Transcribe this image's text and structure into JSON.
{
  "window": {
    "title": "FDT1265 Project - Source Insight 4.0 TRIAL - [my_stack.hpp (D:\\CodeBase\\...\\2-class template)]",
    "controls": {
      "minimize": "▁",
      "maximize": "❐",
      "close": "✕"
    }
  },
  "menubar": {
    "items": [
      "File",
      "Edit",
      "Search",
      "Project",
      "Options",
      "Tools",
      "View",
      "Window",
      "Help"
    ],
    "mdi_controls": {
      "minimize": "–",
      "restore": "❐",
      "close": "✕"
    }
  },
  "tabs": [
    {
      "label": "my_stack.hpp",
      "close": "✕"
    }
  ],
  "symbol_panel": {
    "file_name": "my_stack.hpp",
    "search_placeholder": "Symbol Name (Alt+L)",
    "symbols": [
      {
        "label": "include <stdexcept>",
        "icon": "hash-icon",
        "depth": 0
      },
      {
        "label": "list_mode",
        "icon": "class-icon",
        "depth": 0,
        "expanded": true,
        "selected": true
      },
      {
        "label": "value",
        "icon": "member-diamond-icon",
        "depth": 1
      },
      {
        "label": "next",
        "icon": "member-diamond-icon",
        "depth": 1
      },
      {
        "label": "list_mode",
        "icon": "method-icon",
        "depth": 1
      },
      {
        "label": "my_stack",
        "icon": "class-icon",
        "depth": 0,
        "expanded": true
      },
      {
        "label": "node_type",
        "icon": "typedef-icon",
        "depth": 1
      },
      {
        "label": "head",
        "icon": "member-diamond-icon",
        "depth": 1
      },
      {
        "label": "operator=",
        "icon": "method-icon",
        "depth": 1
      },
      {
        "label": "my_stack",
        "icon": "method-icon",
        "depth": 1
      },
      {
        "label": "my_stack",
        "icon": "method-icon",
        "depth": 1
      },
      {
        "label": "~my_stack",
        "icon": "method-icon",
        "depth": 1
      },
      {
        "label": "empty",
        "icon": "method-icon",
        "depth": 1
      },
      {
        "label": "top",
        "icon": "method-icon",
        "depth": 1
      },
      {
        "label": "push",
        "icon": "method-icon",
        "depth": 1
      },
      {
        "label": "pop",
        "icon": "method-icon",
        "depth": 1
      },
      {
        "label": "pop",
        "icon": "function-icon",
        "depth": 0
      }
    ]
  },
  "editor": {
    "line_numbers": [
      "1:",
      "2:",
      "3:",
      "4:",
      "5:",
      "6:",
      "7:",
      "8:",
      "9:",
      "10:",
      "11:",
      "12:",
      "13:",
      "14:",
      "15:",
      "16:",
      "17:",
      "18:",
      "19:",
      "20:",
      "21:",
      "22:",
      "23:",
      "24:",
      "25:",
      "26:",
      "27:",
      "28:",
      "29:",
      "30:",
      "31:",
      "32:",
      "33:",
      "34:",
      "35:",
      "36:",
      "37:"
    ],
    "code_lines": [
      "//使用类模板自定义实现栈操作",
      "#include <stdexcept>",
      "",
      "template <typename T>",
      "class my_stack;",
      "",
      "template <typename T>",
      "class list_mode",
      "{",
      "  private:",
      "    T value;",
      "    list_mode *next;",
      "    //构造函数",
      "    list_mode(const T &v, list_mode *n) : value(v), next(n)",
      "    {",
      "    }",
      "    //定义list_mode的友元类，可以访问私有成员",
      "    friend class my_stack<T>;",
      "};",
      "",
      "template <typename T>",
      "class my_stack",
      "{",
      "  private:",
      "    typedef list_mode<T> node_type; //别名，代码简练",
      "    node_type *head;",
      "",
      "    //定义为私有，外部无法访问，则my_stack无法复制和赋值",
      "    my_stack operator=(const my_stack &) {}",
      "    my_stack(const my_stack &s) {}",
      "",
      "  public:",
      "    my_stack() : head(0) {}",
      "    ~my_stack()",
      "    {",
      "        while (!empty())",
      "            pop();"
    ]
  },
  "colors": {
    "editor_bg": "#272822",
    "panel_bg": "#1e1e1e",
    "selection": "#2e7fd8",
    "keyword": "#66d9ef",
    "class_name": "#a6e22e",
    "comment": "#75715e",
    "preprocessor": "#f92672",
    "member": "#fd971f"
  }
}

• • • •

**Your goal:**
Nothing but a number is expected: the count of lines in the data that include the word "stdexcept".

**Completed exercise:**
2